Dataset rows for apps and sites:
Segment Open
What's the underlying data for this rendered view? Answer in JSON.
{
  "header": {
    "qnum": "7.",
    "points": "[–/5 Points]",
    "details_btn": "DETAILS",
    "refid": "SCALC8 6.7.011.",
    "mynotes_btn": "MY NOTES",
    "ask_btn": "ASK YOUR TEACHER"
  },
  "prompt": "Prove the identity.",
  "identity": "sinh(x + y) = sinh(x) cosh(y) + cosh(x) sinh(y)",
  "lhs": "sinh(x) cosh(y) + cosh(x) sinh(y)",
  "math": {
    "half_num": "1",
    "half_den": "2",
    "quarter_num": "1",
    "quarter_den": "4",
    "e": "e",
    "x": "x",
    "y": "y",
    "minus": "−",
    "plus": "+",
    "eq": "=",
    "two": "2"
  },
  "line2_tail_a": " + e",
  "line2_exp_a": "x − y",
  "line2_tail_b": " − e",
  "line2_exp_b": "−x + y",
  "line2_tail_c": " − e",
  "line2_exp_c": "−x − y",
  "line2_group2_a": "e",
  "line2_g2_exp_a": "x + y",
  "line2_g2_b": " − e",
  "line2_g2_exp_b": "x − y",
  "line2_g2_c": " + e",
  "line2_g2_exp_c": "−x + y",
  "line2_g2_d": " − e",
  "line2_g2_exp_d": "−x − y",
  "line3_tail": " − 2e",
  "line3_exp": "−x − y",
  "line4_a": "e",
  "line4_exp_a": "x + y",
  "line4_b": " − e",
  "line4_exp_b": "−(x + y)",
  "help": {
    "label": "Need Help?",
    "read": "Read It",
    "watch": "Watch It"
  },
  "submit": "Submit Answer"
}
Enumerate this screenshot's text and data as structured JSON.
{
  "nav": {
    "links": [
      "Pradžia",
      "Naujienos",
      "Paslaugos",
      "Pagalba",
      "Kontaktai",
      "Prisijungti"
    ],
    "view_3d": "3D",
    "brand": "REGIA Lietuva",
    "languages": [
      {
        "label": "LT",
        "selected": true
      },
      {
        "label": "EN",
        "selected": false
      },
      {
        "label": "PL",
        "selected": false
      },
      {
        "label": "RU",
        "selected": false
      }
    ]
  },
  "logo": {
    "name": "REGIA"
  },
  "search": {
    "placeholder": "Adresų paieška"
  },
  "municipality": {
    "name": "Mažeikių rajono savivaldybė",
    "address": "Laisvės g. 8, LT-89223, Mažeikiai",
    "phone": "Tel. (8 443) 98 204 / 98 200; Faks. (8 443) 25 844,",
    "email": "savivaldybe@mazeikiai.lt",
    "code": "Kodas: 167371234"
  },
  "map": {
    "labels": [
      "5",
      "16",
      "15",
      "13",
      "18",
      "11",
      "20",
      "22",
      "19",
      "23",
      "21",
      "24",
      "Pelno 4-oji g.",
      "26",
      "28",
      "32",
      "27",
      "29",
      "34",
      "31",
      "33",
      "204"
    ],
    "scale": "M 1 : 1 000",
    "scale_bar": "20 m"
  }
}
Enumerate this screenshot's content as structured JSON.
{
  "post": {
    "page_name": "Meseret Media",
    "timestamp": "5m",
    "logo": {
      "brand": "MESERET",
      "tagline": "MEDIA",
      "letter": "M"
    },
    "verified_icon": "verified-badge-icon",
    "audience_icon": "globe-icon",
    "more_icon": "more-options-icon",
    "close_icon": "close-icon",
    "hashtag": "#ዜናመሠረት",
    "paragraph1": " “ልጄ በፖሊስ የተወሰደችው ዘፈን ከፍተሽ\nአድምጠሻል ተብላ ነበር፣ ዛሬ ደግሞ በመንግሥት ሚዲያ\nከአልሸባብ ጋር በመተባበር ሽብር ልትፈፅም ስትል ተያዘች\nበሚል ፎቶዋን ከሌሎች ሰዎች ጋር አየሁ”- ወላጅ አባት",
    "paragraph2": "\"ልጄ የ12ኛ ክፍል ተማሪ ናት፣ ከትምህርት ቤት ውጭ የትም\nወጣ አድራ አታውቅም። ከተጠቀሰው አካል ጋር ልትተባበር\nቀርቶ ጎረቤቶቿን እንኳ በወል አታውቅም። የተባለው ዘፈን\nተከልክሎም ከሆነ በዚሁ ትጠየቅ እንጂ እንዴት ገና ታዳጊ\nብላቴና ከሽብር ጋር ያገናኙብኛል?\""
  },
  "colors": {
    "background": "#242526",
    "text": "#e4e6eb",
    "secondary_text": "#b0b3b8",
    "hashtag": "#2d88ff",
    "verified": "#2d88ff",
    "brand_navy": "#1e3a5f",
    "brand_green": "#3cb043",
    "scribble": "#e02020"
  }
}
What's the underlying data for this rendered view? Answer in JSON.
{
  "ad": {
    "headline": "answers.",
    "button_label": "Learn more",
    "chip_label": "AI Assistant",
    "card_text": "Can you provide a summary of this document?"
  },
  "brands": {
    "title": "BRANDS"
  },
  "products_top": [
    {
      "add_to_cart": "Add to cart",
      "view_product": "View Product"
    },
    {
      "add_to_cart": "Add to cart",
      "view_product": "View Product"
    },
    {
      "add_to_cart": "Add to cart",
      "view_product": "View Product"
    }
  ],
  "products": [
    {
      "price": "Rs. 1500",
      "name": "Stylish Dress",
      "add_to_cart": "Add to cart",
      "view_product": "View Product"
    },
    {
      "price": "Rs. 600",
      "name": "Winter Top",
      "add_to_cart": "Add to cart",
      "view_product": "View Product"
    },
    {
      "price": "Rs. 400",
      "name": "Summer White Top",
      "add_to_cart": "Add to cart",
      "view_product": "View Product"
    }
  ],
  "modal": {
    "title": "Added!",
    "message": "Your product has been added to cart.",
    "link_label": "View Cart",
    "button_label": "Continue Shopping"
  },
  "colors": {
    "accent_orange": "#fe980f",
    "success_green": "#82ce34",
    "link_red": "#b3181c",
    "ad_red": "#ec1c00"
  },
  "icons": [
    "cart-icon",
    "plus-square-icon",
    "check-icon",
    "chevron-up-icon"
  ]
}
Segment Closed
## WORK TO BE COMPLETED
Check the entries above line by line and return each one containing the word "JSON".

## WRITTEN REPLY
What's the underlying data for this rendered view? Answer in JSON.
Enumerate this screenshot's text and data as structured JSON.
Enumerate this screenshot's content as structured JSON.
What's the underlying data for this rendered view? Answer in JSON.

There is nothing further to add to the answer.